## Problem description:
Every line of the listing belongs in your answer exactly as written; the images do not.

*** Begin section ***

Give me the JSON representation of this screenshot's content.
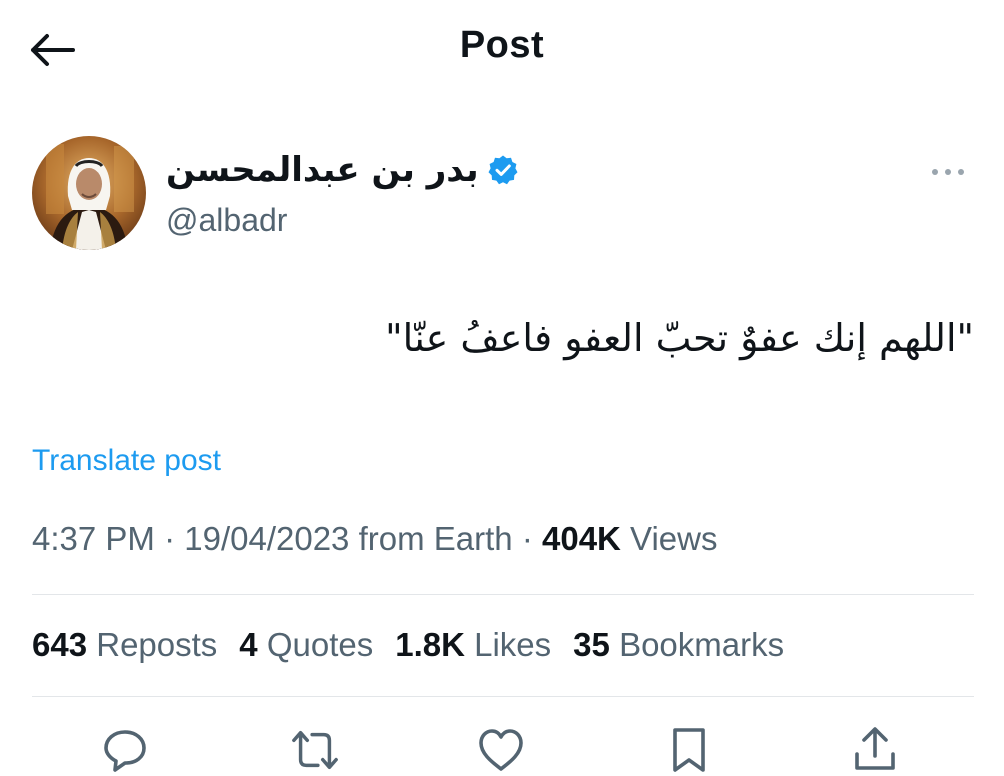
{
  "header": {
    "title": "Post",
    "back_icon": "arrow-left-icon"
  },
  "author": {
    "display_name": "بدر بن عبدالمحسن",
    "handle": "@albadr",
    "verified_color": "#1d9bf0",
    "verified_icon": "verified-badge-icon",
    "more_icon": "more-horizontal-icon"
  },
  "post": {
    "text": "\"اللهم إنك عفوٌ تحبّ العفو فاعفُ عنّا\"",
    "translate_label": "Translate post",
    "time": "4:37 PM",
    "date": "19/04/2023",
    "source": "from Earth",
    "views_count": "404K",
    "views_label": "Views",
    "separator": "·"
  },
  "stats": {
    "reposts": {
      "count": "643",
      "label": "Reposts"
    },
    "quotes": {
      "count": "4",
      "label": "Quotes"
    },
    "likes": {
      "count": "1.8K",
      "label": "Likes"
    },
    "bookmarks": {
      "count": "35",
      "label": "Bookmarks"
    }
  },
  "actions": [
    "reply-icon",
    "repost-icon",
    "like-icon",
    "bookmark-icon",
    "share-icon"
  ],
  "colors": {
    "accent": "#1d9bf0",
    "text_primary": "#0f1419",
    "text_secondary": "#536471",
    "icon": "#536471",
    "divider": "#e3e6e9"
  }
}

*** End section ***

## Solution for this problem:
Give me the JSON representation of this screenshot's content.
{
  "header": {
    "title": "Post",
    "back_icon": "arrow-left-icon"
  },
  "author": {
    "display_name": "بدر بن عبدالمحسن",
    "handle": "@albadr",
    "verified_color": "#1d9bf0",
    "verified_icon": "verified-badge-icon",
    "more_icon": "more-horizontal-icon"
  },
  "post": {
    "text": "\"اللهم إنك عفوٌ تحبّ العفو فاعفُ عنّا\"",
    "translate_label": "Translate post",
    "time": "4:37 PM",
    "date": "19/04/2023",
    "source": "from Earth",
    "views_count": "404K",
    "views_label": "Views",
    "separator": "·"
  },
  "stats": {
    "reposts": {
      "count": "643",
      "label": "Reposts"
    },
    "quotes": {
      "count": "4",
      "label": "Quotes"
    },
    "likes": {
      "count": "1.8K",
      "label": "Likes"
    },
    "bookmarks": {
      "count": "35",
      "label": "Bookmarks"
    }
  },
  "actions": [
    "reply-icon",
    "repost-icon",
    "like-icon",
    "bookmark-icon",
    "share-icon"
  ],
  "colors": {
    "accent": "#1d9bf0",
    "text_primary": "#0f1419",
    "text_secondary": "#536471",
    "icon": "#536471",
    "divider": "#e3e6e9"
  }
}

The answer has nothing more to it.